Climate can affect blood sugars, transform accordingly!
Extreme temperatures in either direction can play a major role in how your blood sugar behaves. Ben Tzeel, a registered dietician and founder of Your Diabetes Insider, explains: “In cold weather, some people experience a drop in insulin sensitivity, so their numbers may run higher. Many also experience a greater number of lows when they’re active in the cold since their bodies have to work harder to keep them warm and provide fuel for activity.”
Hot weather can have the same unpredictable effect: blood sugar can spike, especially if you’re dehydrated, but it can also plummet if the heat increases your speed of insulin absorption.
Whether you’re skiing in the French Alps or lying on a beach in Tahiti, you should be aware of the possible fluctuations and adjust your medication and/or insulin accordingly.
Hydration is key
It’s hard enough to remember to drink enough water when we are home and in our routines, let alone when we are away and distracted. On vacation, you may be walking more, sitting in the sun, and also enjoy a few more alcoholic beverages than usual, all of which can lead to further dehydration. When we are dehydrated, the sugar in our blood becomes more concentrated and can cause high blood sugars. Dr. Mike Natter, MD, recommends “stay well hydrated and consider basal and insulin-to-carb ratio adjustments in conjunction with your doctor.”

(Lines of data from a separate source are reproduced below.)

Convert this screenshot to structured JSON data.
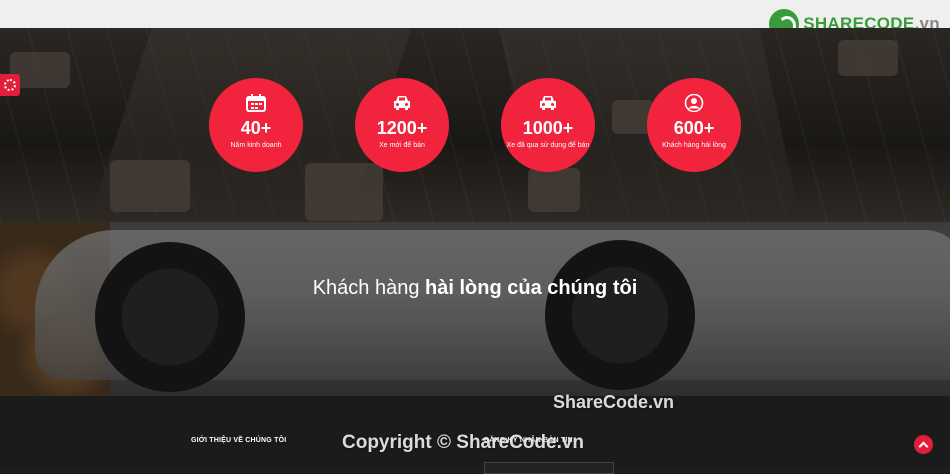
{
  "brand": {
    "logo_main": "SHARECODE",
    "logo_suffix": ".vn"
  },
  "stats": [
    {
      "icon": "calendar-icon",
      "number": "40+",
      "label": "Năm kinh doanh"
    },
    {
      "icon": "car-icon",
      "number": "1200+",
      "label": "Xe mới để bán"
    },
    {
      "icon": "car-icon",
      "number": "1000+",
      "label": "Xe đã qua sử dụng để bán"
    },
    {
      "icon": "user-icon",
      "number": "600+",
      "label": "Khách hàng hài lòng"
    }
  ],
  "banner": {
    "title_normal": "Khách hàng ",
    "title_bold": "hài lòng của chúng tôi"
  },
  "footer": {
    "about_heading": "GIỚI THIỆU VỀ CHÚNG TÔI",
    "newsletter_heading": "ĐĂNG KÝ NHẬN BẢN TIN"
  },
  "watermarks": {
    "center": "ShareCode.vn",
    "copyright": "Copyright © ShareCode.vn"
  },
  "colors": {
    "accent": "#f2233c",
    "brand_green": "#3a9b3a"
  }
}
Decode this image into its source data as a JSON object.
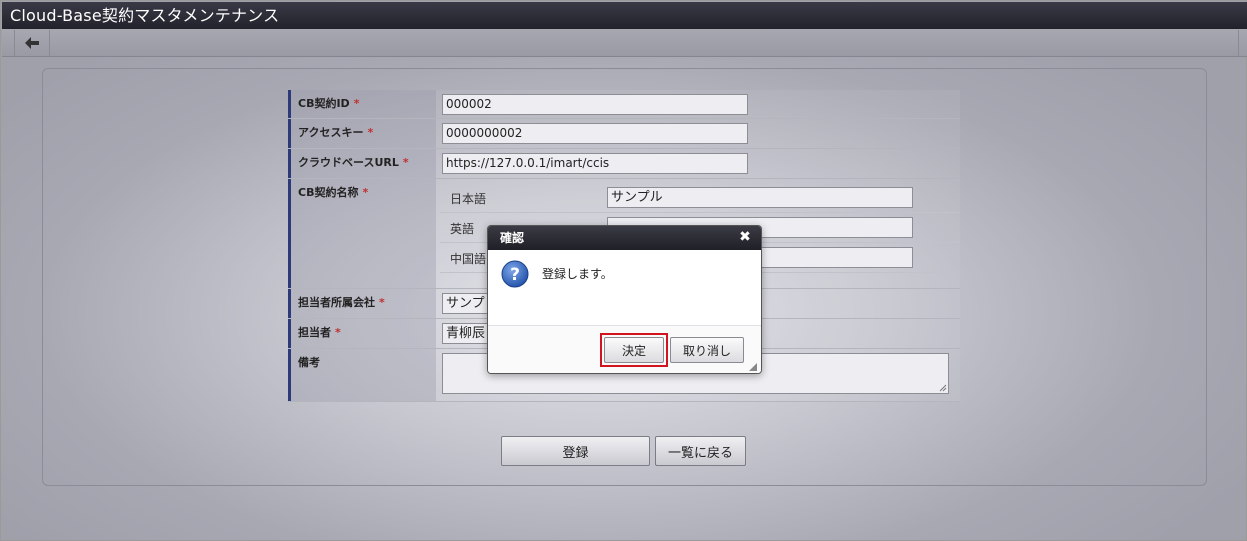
{
  "window": {
    "title": "Cloud-Base契約マスタメンテナンス"
  },
  "toolbar": {
    "back_icon": "arrow-left-icon"
  },
  "form": {
    "required_mark": "*",
    "contract_id": {
      "label": "CB契約ID",
      "value": "000002"
    },
    "access_key": {
      "label": "アクセスキー",
      "value": "0000000002"
    },
    "cloud_base_url": {
      "label": "クラウドベースURL",
      "value": "https://127.0.0.1/imart/ccis"
    },
    "contract_name": {
      "label": "CB契約名称",
      "locales": [
        {
          "label": "日本語",
          "value": "サンプル"
        },
        {
          "label": "英語",
          "value": ""
        },
        {
          "label": "中国語",
          "value": ""
        }
      ]
    },
    "company": {
      "label": "担当者所属会社",
      "value": "サンプ"
    },
    "person": {
      "label": "担当者",
      "value": "青柳辰"
    },
    "remarks": {
      "label": "備考",
      "value": ""
    }
  },
  "actions": {
    "register": "登録",
    "back_to_list": "一覧に戻る"
  },
  "dialog": {
    "title": "確認",
    "message": "登録します。",
    "ok": "決定",
    "cancel": "取り消し",
    "icon": "question-icon"
  },
  "colors": {
    "titlebar": "#2b2b36",
    "label_accent": "#2d3a7a",
    "required": "#c03030",
    "highlight": "#d2141e",
    "dialog_icon": "#2f5fb8"
  }
}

Try and remember to stay hydrated – it can assist you keep away from elevated numbers, and you’ll feel better too!
Stick to your schedule
Vacation means a break from the routines you depend on to make healthful decisions. For me, my last trip had me up at 4:00 am, which is three hours before I usually take my long-lasting insulin. Oops! I completely forgot my morning dose, and it was another five hours before I realized it. Had I set a reminder, I would have avoided a steady blood sugar climb, and the annoying troubleshooting I had to do during the plane ride. Also, be mindful of time zone changes and try to take all medication and insulin at the same time as usual.
Vacation is supposed to be a time to relax and leave your worries behind. Unfortunately, we never get a break from managing our diabetes. But if you remain vigilant you can avoid some of the blood sugar spikes and drops, allowing you to be present and enjoy the moment!